Employers may be advised to agree a plan to enable staff, where possible, to watch certain events, where employees do not wish to take annual leave.  This should be expected not only to boost morale, but also reduce the likelihood of employees calling in sick or taking unauthorised absence.  If arrangements are to be made, a policy should be circulated stipulating what these are.  Suggested arrangements include allowing employees to work flexibly (for example allowing them to leave early provided they make the time up) or allowing staff to watch the television or listen to the radio at work during short regular breaks.  Employers should be prepared to answer questions from employees who require time off for non-Olympic related events if they are raised; perhaps by explaining that having the Olympics, which are very popular, in London is very rare and make it clear that it does not wish to extend its measures to other circumstances.

If such a policy is adopted, it should make clear that any arrangements made are entirely at the organisation’s discretion and any abuse will result in the privilege being withdrawn.  In addition the employer should always remind employees that the needs of the business do come first and that, while it will try and accommodate employees’ wishes, there may be times where this is not possible.  Employers should also make sure they have a TV licence in place if employees will be watching the Games at work.
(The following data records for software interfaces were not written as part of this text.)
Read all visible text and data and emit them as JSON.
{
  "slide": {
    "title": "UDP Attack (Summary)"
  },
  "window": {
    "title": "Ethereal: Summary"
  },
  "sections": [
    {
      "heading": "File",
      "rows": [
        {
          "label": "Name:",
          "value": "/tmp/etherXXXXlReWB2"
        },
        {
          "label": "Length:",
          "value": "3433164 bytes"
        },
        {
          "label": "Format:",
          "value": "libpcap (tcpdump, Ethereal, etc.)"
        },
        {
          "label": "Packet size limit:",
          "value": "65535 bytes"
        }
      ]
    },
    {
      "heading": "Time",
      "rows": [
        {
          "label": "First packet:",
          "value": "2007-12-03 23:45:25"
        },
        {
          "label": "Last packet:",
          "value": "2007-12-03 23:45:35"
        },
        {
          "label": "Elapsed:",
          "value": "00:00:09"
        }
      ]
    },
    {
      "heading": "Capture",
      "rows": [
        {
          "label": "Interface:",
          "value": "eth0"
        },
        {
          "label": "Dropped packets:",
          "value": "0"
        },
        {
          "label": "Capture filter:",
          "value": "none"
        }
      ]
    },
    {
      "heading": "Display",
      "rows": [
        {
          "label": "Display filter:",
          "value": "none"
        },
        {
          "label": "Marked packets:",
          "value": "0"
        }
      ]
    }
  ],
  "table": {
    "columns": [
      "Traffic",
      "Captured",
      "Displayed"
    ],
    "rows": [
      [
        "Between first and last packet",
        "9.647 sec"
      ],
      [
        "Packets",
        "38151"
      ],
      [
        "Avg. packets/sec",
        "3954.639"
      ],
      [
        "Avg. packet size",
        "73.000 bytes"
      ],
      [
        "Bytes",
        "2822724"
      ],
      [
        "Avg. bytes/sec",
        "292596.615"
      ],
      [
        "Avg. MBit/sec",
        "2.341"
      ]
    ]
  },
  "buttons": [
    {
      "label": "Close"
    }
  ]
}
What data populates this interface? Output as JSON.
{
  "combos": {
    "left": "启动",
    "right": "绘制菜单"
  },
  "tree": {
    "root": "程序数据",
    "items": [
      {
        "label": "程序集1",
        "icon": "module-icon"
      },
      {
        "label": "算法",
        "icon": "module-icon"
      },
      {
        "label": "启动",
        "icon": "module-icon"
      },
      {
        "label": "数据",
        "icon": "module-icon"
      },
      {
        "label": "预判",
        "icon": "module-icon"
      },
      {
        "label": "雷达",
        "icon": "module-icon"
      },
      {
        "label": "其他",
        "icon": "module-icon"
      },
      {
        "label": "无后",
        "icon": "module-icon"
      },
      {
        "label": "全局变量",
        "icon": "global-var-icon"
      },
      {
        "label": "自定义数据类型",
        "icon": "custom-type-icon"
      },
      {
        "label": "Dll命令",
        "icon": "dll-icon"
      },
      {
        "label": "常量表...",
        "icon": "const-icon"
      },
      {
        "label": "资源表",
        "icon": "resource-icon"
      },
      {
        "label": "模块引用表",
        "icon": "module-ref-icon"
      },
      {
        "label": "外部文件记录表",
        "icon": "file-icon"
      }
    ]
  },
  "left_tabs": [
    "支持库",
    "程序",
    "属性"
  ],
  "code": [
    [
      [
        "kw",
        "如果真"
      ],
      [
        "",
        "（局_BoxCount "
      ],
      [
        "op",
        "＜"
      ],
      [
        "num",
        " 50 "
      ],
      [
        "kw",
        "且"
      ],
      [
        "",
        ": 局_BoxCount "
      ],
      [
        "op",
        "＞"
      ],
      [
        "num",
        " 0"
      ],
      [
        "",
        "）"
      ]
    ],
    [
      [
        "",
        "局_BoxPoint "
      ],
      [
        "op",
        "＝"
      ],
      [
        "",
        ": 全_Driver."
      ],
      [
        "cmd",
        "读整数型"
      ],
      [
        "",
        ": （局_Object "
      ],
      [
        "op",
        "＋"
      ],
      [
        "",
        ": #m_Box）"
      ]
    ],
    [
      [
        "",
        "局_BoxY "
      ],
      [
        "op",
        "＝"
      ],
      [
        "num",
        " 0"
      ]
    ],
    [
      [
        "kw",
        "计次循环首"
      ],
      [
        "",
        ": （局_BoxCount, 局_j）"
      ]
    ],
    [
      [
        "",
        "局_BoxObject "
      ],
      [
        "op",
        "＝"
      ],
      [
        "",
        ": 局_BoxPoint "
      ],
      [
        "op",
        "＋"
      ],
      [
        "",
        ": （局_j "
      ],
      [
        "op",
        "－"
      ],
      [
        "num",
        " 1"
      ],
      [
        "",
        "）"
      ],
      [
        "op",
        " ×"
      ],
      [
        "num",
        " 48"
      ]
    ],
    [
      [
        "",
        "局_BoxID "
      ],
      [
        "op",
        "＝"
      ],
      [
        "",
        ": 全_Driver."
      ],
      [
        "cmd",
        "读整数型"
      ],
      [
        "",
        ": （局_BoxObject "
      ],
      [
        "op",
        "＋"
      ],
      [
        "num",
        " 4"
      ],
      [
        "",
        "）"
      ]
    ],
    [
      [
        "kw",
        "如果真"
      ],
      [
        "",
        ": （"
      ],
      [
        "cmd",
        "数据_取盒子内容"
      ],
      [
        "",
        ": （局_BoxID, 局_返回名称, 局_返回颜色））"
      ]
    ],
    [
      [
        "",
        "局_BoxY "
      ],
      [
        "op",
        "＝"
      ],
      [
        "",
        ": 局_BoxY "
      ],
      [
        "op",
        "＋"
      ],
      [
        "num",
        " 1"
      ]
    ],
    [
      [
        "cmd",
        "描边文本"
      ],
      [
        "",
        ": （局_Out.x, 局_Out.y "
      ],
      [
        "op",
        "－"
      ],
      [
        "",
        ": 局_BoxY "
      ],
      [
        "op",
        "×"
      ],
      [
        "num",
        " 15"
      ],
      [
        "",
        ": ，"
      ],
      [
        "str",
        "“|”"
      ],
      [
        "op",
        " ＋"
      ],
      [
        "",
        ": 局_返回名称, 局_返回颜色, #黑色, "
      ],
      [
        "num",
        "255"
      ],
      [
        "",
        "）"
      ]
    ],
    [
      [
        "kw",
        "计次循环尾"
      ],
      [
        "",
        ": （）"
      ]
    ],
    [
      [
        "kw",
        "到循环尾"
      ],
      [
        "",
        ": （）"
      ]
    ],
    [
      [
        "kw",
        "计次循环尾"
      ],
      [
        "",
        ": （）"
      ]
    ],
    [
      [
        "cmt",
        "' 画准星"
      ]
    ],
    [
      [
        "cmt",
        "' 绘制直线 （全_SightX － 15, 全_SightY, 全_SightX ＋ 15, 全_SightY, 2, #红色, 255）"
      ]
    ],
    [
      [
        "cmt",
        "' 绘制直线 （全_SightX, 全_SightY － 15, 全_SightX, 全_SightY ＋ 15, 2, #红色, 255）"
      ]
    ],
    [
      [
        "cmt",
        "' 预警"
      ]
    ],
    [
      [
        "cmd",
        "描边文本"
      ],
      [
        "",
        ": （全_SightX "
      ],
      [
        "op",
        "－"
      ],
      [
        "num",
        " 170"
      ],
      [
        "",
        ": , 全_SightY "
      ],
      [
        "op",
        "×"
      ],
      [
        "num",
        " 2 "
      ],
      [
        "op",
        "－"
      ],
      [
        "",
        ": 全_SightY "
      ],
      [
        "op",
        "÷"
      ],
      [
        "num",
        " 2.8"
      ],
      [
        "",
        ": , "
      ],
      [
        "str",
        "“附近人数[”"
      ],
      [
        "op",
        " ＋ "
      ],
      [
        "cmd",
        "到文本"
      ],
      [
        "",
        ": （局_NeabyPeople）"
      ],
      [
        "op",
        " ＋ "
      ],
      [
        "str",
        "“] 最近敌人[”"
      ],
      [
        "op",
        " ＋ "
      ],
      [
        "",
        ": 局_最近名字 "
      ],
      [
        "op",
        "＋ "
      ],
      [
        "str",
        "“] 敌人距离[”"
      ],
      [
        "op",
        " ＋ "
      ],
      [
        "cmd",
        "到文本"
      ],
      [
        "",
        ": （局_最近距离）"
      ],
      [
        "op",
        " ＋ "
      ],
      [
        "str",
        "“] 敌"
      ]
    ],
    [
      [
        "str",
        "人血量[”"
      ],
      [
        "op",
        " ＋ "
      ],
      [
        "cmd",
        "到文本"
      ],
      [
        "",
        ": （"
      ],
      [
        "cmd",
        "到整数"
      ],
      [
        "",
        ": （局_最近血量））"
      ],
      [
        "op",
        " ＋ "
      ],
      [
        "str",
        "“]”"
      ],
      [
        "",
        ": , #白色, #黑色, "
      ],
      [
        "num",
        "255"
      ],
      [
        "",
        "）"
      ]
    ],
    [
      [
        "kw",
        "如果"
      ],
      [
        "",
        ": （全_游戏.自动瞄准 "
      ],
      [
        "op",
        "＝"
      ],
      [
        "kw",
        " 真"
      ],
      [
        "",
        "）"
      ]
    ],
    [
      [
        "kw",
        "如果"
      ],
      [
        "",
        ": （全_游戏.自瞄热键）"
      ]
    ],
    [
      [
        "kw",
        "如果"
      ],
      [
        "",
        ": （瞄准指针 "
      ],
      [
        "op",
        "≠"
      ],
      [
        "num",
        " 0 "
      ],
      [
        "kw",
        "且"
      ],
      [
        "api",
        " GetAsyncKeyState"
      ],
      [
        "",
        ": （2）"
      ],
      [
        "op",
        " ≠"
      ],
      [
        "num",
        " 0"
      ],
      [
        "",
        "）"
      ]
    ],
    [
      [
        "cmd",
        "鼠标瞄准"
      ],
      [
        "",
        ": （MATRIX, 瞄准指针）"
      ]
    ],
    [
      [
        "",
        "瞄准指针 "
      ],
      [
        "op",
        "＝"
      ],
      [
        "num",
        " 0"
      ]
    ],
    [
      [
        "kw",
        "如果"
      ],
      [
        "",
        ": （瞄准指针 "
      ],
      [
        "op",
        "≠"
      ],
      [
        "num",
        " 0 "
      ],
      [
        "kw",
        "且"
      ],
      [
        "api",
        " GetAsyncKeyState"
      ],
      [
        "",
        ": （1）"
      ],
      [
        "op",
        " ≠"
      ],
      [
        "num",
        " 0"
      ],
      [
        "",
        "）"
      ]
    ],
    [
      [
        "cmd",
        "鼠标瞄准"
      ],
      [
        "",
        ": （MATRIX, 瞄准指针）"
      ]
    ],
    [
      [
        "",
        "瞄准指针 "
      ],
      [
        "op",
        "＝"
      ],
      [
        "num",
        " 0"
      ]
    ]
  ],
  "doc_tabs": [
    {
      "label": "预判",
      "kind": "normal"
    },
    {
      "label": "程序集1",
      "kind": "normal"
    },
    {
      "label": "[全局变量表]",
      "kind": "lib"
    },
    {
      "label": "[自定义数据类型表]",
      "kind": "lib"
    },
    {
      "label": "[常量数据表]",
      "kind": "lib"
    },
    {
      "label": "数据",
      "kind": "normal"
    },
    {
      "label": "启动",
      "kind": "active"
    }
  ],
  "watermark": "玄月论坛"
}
Finally, it’s important to remember that there may be employees of different nationalities who want to watch events involving their own national athletes.  Any policy must apply equally to those employees in respect of events involving such athletes, if race discrimination claims are not to be risked.

Regardless of whether any of the steps suggested above are implemented, if employees are suspected of taking unauthorised absence, the starting point for any employer is to conduct a reasonable investigation.  As in any case where an employee is suspected of lying, unless the employer can show it had reasonable grounds to suspect that the employee was lying about a stated reason for absence (say, sickness), an accusation by an employer that an employee is lying may amount to a fundamental breach of contract enabling an employee to resign and bring claims based on constructive dismissal.

If an employer has reasonable grounds for suspicion then it should utilise the organisation’s disciplinary procedure and ensure it is followed fairly, particularly where an employee has over one year’s continuous service and so has protection against unfair dismissal. (The qualifying period for unfair dismissal protection has increased to two years only for employees whose employment commenced on or after 6 April 2012, which will of course not be a relevant consideration this summer.)

This can often be a particularly difficult issue for employers and so they are advised to contact Lanyon Bowdler’s Employment department for further advice should such a situation arise.